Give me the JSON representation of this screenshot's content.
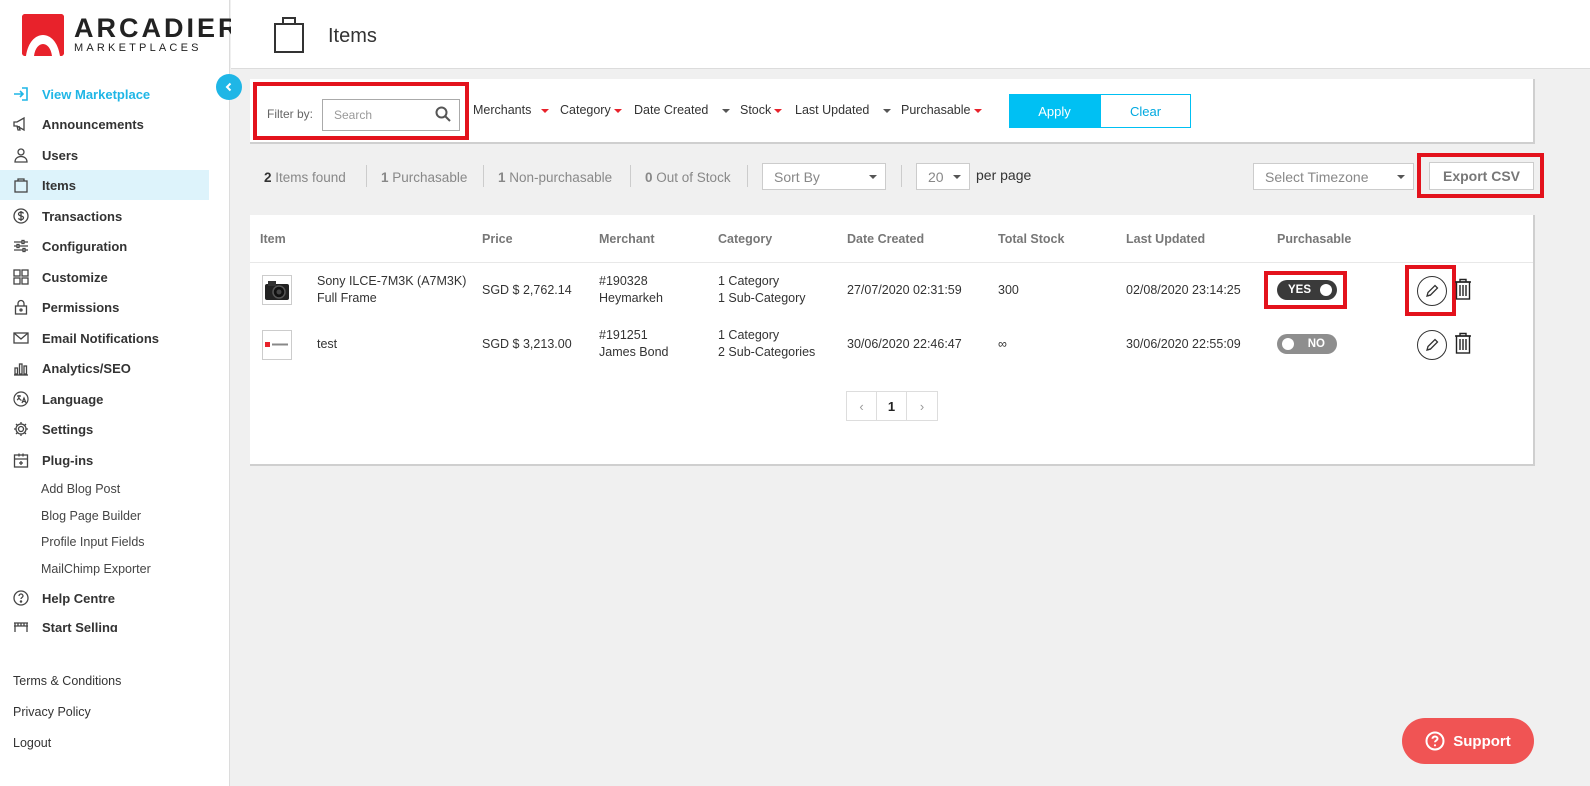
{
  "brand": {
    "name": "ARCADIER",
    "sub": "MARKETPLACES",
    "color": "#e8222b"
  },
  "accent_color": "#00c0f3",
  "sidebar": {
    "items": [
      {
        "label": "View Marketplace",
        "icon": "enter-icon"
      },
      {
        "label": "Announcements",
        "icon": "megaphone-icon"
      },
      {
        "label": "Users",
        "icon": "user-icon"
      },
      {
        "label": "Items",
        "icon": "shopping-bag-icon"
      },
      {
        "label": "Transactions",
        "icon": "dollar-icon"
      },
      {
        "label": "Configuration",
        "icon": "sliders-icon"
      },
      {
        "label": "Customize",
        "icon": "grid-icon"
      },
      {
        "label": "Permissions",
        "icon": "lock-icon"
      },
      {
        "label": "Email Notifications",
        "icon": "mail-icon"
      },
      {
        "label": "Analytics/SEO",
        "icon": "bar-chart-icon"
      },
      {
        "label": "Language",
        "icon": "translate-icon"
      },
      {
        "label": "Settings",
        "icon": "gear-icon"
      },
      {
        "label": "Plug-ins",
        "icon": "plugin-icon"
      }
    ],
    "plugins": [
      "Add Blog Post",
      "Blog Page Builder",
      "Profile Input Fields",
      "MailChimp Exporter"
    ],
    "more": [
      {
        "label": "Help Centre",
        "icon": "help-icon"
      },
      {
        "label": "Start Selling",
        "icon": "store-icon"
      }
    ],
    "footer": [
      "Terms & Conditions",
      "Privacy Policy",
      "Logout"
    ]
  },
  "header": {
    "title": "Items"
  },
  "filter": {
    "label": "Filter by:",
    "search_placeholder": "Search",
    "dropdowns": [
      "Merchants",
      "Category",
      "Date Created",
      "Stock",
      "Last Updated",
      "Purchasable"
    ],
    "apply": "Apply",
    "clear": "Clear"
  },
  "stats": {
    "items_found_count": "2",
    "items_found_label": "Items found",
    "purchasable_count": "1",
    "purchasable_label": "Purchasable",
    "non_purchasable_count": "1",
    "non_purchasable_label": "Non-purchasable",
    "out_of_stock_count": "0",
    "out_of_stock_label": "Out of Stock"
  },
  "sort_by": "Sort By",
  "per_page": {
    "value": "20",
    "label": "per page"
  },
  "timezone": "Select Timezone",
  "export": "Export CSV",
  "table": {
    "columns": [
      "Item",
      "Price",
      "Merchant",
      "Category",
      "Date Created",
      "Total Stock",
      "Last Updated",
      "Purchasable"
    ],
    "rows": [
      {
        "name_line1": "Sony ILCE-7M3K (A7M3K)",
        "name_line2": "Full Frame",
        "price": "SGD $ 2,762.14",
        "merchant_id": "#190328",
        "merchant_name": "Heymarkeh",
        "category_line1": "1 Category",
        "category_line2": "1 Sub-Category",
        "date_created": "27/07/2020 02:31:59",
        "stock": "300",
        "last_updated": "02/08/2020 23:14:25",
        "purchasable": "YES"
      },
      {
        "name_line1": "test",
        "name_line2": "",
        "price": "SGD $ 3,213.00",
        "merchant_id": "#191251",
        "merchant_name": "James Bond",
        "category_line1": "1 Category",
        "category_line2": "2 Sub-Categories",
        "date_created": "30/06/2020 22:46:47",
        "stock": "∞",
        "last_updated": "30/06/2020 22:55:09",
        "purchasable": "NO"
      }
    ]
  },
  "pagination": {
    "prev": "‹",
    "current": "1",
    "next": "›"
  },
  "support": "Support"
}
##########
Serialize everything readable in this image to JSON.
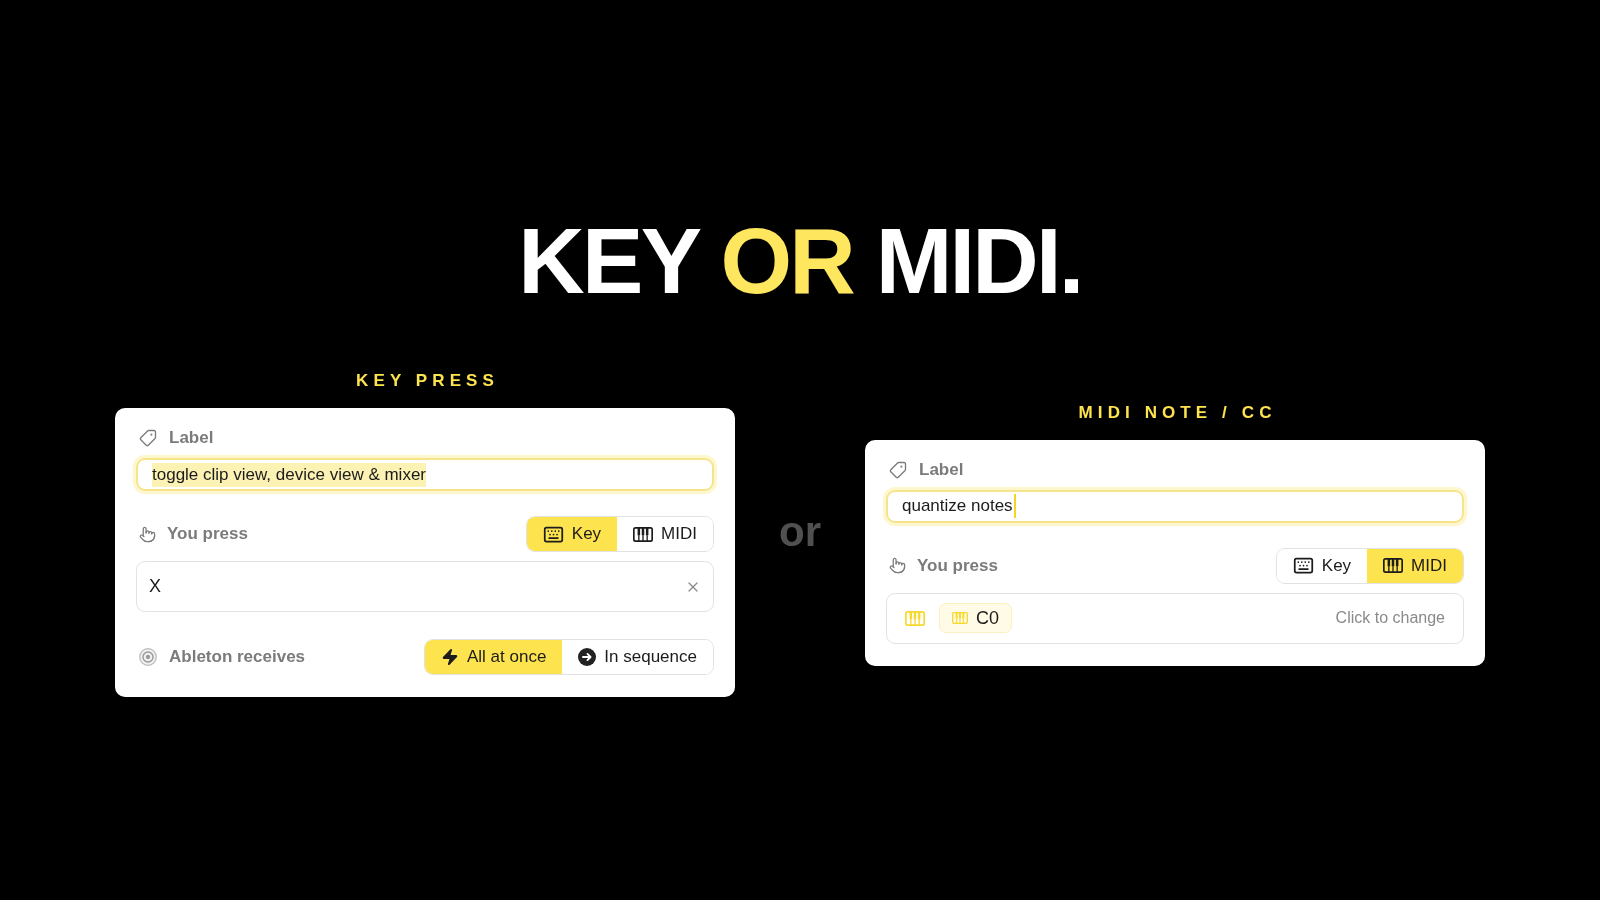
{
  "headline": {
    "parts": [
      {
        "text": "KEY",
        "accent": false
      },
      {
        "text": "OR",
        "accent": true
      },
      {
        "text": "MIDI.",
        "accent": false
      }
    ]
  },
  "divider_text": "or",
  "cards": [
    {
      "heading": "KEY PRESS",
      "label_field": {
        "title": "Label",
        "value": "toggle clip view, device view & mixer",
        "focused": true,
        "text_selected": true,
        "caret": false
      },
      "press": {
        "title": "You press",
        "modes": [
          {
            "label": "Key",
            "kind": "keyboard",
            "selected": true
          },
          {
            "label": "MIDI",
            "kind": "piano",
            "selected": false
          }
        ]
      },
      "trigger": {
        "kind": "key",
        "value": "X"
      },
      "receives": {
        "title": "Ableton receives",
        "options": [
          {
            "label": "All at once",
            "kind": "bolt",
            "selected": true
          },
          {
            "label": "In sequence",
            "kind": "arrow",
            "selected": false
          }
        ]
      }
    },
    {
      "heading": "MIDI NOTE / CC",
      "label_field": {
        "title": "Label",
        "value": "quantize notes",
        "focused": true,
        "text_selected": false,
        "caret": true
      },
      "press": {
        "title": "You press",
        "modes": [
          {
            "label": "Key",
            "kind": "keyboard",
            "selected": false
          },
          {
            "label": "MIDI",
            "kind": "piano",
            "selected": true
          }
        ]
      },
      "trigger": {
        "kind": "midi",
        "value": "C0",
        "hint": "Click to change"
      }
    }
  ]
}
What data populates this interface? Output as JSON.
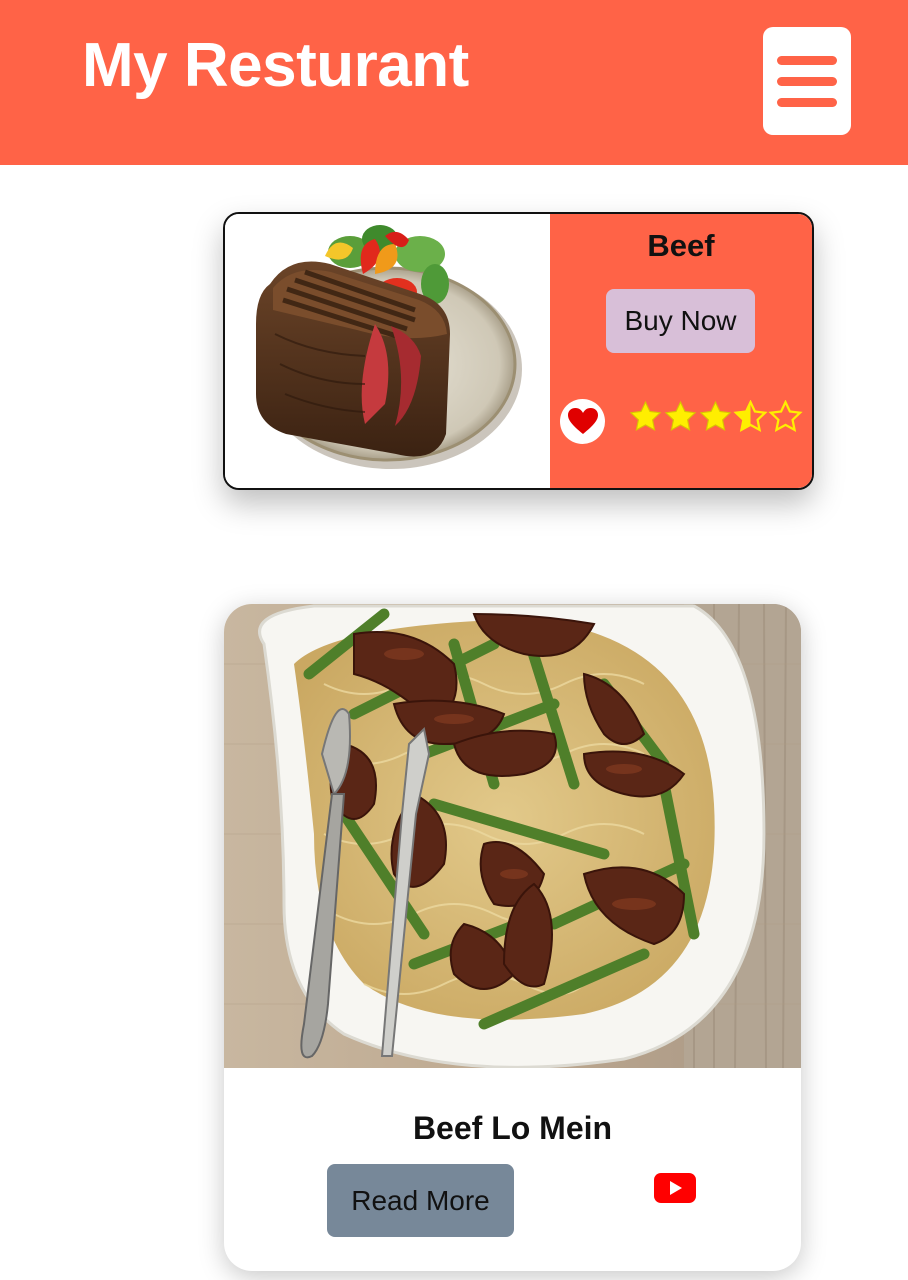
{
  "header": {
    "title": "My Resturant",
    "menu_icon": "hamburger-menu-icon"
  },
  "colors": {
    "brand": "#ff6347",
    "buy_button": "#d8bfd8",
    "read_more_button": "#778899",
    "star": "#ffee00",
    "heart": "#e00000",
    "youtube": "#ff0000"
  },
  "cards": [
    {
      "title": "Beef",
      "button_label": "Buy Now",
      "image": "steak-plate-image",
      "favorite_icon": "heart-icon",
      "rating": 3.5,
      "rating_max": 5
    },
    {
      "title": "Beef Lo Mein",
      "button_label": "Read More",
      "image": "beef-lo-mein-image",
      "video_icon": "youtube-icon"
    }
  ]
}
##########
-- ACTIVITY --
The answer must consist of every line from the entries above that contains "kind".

-- OUTPUT OF THE TASK --
            "kind": "keyboard",
            "kind": "piano",
        "kind": "key",
            "kind": "bolt",
            "kind": "arrow",
            "kind": "keyboard",
            "kind": "piano",
        "kind": "midi",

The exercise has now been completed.